Systemic therapy for advanced hepatocellular carcinoma: an update

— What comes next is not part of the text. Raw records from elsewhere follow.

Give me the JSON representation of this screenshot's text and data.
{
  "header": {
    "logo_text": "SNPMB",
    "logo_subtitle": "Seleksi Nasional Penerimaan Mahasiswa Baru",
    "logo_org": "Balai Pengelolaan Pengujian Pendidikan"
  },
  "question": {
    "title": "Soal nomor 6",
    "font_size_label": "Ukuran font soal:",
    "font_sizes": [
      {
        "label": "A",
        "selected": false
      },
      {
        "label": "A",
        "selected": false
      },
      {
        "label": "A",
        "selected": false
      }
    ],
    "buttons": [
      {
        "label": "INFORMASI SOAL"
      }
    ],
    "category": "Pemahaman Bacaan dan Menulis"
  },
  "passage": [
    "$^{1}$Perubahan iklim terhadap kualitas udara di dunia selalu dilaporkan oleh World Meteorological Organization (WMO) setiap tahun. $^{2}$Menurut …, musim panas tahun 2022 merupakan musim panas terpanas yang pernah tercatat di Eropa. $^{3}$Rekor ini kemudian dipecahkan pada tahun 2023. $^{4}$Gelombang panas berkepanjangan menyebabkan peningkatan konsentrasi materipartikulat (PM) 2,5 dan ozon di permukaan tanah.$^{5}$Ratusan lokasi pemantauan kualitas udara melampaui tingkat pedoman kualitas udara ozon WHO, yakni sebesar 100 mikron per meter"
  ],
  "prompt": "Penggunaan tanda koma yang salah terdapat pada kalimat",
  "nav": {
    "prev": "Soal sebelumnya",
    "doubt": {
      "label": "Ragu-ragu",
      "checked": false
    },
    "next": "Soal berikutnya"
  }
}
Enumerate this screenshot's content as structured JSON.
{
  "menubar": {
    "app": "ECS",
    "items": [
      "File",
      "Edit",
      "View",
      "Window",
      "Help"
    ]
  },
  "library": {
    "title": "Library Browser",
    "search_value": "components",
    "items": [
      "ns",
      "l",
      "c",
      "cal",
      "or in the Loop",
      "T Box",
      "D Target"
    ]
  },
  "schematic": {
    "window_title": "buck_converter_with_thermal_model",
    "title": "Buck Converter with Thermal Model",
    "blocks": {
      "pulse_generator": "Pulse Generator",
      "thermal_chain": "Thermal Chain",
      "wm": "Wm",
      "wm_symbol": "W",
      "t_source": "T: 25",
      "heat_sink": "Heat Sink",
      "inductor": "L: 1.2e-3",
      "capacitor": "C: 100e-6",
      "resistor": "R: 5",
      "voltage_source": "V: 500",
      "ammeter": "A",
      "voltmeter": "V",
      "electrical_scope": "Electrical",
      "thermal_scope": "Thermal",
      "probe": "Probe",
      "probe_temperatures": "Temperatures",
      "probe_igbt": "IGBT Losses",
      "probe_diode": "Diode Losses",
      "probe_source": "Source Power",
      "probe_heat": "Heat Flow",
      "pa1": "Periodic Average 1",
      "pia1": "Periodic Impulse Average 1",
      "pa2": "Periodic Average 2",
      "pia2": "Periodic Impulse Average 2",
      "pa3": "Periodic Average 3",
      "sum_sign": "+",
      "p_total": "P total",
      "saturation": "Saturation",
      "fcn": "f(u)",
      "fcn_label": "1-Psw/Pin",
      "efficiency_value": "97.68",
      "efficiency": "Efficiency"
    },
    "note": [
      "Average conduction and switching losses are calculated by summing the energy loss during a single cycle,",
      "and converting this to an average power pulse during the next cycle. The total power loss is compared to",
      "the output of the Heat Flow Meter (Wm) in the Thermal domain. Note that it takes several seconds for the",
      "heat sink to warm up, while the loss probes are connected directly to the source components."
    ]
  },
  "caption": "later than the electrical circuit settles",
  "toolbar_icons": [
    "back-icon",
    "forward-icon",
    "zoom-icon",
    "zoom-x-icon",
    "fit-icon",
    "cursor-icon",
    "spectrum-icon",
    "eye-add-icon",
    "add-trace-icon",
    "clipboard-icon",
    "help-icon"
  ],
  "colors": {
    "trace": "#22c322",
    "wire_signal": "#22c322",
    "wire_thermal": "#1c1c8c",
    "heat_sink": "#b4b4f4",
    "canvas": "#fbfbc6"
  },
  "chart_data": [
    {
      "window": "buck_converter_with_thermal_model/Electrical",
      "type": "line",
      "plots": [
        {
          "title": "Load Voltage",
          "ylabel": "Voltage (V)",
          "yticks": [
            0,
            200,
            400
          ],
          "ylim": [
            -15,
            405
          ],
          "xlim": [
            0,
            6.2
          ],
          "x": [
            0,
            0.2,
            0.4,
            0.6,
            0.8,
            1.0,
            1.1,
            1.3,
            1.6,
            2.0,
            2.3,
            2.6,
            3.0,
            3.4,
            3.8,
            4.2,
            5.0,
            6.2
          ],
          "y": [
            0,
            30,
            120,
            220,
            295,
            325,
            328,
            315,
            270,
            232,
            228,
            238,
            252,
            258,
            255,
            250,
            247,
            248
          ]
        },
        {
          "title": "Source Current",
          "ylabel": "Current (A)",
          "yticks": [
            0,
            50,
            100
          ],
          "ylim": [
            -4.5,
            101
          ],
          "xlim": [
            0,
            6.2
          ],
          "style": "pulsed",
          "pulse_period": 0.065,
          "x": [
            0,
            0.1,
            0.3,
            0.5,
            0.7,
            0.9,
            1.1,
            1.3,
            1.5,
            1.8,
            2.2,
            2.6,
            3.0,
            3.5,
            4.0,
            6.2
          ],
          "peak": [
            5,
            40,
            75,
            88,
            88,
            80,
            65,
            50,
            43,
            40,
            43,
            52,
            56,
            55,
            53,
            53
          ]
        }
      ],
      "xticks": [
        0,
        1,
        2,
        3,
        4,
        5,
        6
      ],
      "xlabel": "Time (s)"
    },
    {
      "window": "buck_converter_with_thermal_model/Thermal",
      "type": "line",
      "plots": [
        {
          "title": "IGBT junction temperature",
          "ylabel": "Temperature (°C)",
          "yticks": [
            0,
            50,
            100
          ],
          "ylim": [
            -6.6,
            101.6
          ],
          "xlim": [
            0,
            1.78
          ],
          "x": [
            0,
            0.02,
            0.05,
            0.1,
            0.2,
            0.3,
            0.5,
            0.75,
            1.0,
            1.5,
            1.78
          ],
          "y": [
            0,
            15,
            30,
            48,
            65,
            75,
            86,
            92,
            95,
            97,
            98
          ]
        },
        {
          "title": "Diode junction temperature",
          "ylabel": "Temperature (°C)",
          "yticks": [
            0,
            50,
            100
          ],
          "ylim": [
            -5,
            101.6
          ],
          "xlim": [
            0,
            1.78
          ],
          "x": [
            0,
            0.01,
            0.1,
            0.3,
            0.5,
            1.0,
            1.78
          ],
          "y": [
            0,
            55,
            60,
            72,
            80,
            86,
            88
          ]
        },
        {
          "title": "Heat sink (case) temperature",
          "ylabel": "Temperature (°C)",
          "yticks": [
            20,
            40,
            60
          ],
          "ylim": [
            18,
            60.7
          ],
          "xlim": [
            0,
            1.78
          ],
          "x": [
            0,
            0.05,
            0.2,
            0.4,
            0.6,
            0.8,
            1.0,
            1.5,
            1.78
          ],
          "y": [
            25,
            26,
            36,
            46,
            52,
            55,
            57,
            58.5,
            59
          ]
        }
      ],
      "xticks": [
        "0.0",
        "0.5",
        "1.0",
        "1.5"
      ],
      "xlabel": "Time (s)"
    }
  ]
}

Advanced hepatocellular carcinoma (HCC) is a deadly disease with few systemic therapeutic options. Sorafenib is the only agent to be FDA approved for the first-line treatment of patients with HCC. This drug increases overall survival (OS) by 3 months compared with placebo (10.7 months with sorafenib vs. 7.7 months with placebo). More recently, the RESORCE trial demonstrated efficacy of regorafenib in the second-line treatment of HCC: OS was increased from 7.8 months with placebo to 10.6 months with regorafenib after patients experienced disease progression on sorafenib. However, there is still an unmet need for effective systemic therapy of patients with advanced HCC. Numerous genetic pathways have been studied along with drugs to target these pathways but, thus far, drugs targeting cell proliferation, metastasis, angiogenesis, and metabolite use have been studied with minimal success. HCC can be divided into two subclasses: proliferative and non-proliferative, each dependent on separate pathways. HCC can be caused by alcoholic cirrhosis, hepatitis C virus (HCV), and hepatitis B virus (HBV); however no etiology-specific therapies have been demonstrated. Immunotherapy is currently being assessed in clinical trials and is demonstrating some efficacy. More research is needed to determine the most essential pathways to target in the war against this deadly cancer.